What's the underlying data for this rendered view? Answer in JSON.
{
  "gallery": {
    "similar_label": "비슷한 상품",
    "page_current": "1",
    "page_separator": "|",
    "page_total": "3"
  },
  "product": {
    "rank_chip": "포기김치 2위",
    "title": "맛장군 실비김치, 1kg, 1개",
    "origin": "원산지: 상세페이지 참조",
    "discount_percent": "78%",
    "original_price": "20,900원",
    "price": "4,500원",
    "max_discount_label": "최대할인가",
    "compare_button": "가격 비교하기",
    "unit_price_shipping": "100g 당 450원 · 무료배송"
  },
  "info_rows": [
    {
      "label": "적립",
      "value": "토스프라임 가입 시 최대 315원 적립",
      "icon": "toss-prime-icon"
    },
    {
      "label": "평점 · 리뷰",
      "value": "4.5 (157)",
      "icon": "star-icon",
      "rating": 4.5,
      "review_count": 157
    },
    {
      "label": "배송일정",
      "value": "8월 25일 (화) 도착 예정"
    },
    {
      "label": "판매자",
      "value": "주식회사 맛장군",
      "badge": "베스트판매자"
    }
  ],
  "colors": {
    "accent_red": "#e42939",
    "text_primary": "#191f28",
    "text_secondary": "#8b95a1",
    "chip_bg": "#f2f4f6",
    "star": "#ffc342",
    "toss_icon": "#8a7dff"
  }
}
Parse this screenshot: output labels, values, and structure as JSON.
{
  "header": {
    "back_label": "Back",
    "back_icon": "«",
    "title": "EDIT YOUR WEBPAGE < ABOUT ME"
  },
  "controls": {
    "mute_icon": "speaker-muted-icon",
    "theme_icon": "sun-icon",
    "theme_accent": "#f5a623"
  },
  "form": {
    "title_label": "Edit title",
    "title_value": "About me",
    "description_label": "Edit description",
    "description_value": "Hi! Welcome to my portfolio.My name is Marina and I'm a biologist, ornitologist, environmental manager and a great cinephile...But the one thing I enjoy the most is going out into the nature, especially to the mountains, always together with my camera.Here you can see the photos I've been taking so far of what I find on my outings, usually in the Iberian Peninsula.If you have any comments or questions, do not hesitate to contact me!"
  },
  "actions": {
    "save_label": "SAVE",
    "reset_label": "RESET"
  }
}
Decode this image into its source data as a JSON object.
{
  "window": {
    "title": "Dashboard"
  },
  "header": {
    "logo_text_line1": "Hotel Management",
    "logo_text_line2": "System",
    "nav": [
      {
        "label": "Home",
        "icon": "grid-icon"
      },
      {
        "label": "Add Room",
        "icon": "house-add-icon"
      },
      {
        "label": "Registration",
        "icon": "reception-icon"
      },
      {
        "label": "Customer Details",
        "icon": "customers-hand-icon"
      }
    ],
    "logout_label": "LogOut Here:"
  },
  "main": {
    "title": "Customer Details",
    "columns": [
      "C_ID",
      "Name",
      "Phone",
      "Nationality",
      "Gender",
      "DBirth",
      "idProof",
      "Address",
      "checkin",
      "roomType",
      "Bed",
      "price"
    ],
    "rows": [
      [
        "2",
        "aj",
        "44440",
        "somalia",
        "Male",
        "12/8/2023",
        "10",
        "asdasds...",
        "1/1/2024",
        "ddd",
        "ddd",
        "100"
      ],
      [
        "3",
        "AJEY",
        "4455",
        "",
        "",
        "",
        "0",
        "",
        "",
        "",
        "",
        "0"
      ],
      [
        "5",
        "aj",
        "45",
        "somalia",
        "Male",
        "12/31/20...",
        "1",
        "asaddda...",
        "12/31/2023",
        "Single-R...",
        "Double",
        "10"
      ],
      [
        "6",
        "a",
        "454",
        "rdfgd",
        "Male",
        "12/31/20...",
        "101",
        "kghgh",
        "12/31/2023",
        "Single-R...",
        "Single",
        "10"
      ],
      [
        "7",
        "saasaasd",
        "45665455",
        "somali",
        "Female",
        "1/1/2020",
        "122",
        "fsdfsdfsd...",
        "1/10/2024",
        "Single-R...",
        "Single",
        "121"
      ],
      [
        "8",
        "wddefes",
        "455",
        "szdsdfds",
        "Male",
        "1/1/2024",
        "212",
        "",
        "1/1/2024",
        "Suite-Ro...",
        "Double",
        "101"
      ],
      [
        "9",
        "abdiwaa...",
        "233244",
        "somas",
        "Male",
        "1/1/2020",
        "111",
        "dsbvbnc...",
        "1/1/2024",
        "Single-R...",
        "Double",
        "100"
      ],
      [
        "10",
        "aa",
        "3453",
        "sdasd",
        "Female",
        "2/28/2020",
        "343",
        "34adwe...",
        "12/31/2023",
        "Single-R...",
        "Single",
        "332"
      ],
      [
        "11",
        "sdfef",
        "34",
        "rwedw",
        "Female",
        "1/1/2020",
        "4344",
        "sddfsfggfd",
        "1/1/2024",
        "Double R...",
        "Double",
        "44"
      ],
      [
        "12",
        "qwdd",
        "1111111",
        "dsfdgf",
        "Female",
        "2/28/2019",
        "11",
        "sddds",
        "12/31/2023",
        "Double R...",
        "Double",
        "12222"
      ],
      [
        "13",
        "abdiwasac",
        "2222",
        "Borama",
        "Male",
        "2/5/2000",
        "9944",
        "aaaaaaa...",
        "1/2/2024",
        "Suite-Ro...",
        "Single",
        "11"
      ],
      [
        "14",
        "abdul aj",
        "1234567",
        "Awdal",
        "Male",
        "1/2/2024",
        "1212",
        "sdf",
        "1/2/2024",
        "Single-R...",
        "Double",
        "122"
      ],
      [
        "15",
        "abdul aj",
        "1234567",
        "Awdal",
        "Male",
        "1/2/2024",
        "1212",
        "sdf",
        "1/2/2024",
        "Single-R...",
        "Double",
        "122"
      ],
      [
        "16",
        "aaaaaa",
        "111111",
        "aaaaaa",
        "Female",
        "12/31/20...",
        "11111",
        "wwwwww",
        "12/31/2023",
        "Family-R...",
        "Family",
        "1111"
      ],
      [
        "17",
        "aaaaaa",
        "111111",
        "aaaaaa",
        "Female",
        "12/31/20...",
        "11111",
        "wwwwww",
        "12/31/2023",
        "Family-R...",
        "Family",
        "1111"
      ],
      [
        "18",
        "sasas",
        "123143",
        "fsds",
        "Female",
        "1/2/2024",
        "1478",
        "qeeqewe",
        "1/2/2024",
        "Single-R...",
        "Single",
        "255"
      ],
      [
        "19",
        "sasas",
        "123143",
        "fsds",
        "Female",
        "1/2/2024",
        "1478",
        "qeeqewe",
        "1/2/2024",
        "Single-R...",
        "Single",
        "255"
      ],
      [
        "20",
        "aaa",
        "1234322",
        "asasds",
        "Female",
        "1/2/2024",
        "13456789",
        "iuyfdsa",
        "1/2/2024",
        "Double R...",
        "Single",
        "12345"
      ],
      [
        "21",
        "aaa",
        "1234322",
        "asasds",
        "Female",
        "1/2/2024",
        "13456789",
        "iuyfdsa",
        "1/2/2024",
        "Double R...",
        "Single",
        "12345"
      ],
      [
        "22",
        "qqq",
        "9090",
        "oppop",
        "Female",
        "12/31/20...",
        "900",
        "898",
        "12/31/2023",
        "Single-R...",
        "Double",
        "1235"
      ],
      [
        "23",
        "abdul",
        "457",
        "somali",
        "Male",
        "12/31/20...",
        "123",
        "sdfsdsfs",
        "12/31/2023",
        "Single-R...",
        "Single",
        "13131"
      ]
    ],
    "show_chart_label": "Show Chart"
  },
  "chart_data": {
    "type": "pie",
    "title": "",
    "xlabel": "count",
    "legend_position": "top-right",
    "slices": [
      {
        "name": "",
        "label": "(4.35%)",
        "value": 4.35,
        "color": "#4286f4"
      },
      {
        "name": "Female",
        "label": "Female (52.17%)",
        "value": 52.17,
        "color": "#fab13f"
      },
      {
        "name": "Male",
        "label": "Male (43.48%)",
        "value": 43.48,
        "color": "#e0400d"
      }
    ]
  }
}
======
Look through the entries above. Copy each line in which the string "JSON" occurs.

What's the underlying data for this rendered view? Answer in JSON.
Parse this screenshot: output labels, values, and structure as JSON.
Decode this image into its source data as a JSON object.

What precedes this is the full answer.